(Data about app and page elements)
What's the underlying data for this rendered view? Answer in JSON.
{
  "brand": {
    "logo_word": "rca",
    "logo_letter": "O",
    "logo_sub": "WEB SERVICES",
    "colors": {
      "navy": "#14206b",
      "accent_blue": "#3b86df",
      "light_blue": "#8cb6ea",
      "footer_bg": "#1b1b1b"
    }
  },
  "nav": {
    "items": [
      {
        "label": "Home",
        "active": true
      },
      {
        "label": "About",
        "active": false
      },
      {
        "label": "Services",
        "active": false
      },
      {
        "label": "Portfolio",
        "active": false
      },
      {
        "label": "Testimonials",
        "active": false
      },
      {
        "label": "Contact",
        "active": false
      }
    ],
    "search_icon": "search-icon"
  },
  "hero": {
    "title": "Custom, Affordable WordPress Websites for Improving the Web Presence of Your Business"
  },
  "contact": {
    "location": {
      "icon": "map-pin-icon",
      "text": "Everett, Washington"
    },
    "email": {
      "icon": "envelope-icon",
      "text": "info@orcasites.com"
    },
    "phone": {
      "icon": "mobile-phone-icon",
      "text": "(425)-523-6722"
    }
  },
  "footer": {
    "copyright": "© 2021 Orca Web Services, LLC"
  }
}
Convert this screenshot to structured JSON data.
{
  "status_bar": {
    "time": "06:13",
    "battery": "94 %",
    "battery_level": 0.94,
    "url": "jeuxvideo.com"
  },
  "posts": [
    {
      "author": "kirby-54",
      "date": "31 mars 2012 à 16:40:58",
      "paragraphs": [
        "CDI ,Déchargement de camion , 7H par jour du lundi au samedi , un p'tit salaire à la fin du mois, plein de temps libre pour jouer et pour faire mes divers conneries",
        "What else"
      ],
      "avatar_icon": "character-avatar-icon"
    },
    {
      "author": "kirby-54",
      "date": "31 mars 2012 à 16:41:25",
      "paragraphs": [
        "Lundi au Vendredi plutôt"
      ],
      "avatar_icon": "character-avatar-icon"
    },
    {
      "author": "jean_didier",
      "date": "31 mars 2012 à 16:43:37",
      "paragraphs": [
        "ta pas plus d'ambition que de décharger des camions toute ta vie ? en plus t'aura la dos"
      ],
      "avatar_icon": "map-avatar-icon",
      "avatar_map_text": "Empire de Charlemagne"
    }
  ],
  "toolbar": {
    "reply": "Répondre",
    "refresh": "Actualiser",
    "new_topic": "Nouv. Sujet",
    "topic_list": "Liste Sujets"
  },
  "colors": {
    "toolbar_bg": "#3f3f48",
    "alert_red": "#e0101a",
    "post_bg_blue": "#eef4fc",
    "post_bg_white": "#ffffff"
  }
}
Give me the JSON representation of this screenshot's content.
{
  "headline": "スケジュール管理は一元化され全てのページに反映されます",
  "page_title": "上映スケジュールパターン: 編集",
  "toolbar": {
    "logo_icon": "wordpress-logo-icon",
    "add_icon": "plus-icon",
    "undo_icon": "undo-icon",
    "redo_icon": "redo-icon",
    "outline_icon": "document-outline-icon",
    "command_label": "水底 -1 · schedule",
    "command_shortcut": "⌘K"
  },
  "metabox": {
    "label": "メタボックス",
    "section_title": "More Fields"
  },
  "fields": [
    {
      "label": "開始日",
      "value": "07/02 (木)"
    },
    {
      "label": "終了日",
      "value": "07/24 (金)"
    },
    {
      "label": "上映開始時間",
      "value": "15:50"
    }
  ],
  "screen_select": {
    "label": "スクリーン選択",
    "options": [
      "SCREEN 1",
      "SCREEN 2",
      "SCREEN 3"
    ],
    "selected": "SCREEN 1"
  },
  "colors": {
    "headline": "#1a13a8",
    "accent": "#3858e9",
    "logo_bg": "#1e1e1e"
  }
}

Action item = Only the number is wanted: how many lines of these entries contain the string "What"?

Your solution = 2